*Exercise requirements*. Among the lines below, count those with "true". Give the total alone.

*Entries from a dataset of interfaces*.
********

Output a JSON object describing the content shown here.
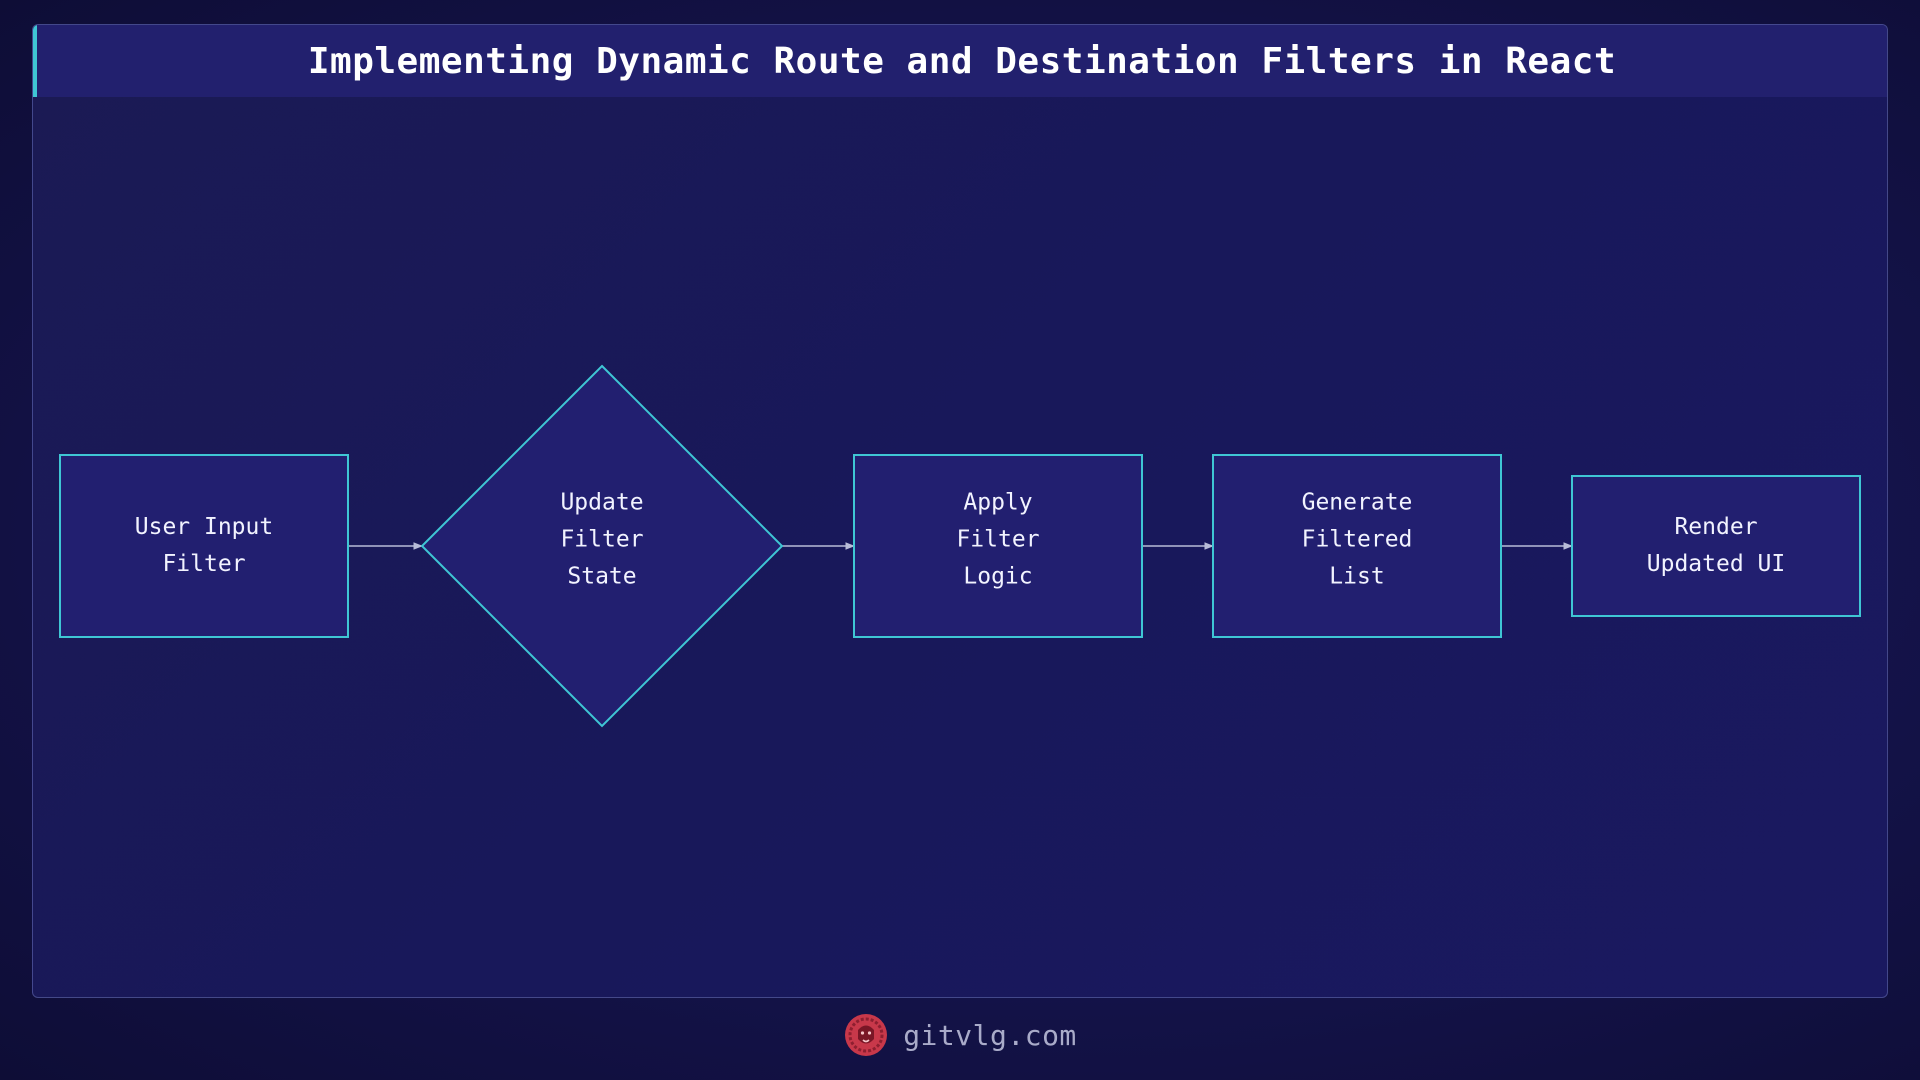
{
  "title": "Implementing Dynamic Route and Destination Filters in React",
  "nodes": [
    {
      "id": "user-input-filter",
      "shape": "rectangle",
      "lines": [
        "User Input",
        "Filter"
      ]
    },
    {
      "id": "update-filter-state",
      "shape": "diamond",
      "lines": [
        "Update",
        "Filter",
        "State"
      ]
    },
    {
      "id": "apply-filter-logic",
      "shape": "rectangle",
      "lines": [
        "Apply",
        "Filter",
        "Logic"
      ]
    },
    {
      "id": "generate-filtered-list",
      "shape": "rectangle",
      "lines": [
        "Generate",
        "Filtered",
        "List"
      ]
    },
    {
      "id": "render-updated-ui",
      "shape": "rectangle",
      "lines": [
        "Render",
        "Updated UI"
      ]
    }
  ],
  "edges": [
    {
      "from": "user-input-filter",
      "to": "update-filter-state"
    },
    {
      "from": "update-filter-state",
      "to": "apply-filter-logic"
    },
    {
      "from": "apply-filter-logic",
      "to": "generate-filtered-list"
    },
    {
      "from": "generate-filtered-list",
      "to": "render-updated-ui"
    }
  ],
  "colors": {
    "node_fill": "#221f70",
    "node_stroke": "#3fc6d4",
    "edge": "#b8bcd8",
    "title_accent": "#3fc6d4",
    "logo": "#c8384a"
  },
  "footer": {
    "logo_icon": "lion-head-logo-icon",
    "text": "gitvlg.com"
  }
}
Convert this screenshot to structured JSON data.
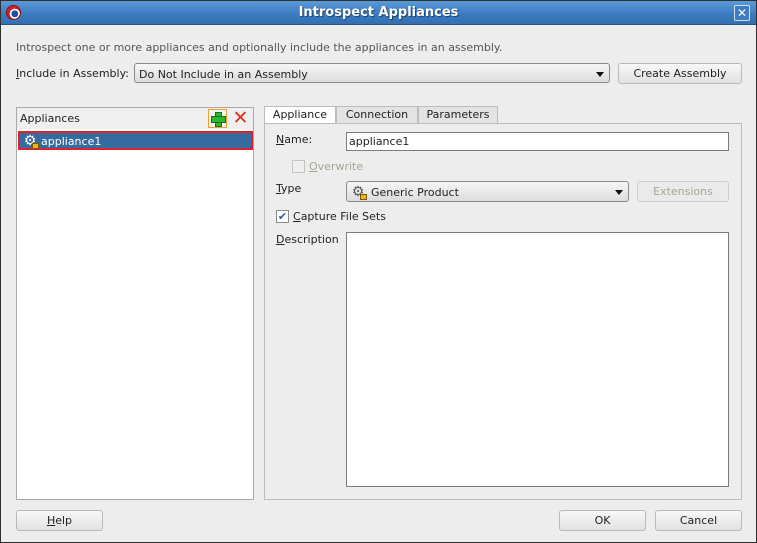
{
  "window": {
    "title": "Introspect Appliances",
    "close_glyph": "✕"
  },
  "intro_text": "Introspect one or more appliances and optionally include the appliances in an assembly.",
  "assembly": {
    "label_mnemonic": "I",
    "label_rest": "nclude in Assembly:",
    "selected": "Do Not Include in an Assembly",
    "create_button": "Create Assembly"
  },
  "appliances": {
    "header": "Appliances",
    "add_tooltip_icon": "add-icon",
    "remove_glyph": "✕",
    "items": [
      {
        "label": "appliance1",
        "selected": true
      }
    ]
  },
  "tabs": [
    {
      "label": "Appliance",
      "active": true
    },
    {
      "label": "Connection",
      "active": false
    },
    {
      "label": "Parameters",
      "active": false
    }
  ],
  "form": {
    "name_mnemonic": "N",
    "name_rest": "ame:",
    "name_value": "appliance1",
    "overwrite_mnemonic": "O",
    "overwrite_rest": "verwrite",
    "overwrite_checked": false,
    "overwrite_enabled": false,
    "type_mnemonic": "T",
    "type_rest": "ype",
    "type_value": "Generic Product",
    "extensions_button": "Extensions",
    "capture_mnemonic": "C",
    "capture_rest": "apture File Sets",
    "capture_checked": true,
    "capture_check_glyph": "✔",
    "description_mnemonic": "D",
    "description_rest": "escription",
    "description_value": ""
  },
  "footer": {
    "help_mnemonic": "H",
    "help_rest": "elp",
    "ok": "OK",
    "cancel": "Cancel"
  },
  "icons": {
    "gear": "⚙"
  }
}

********

*Completed exercise*. 3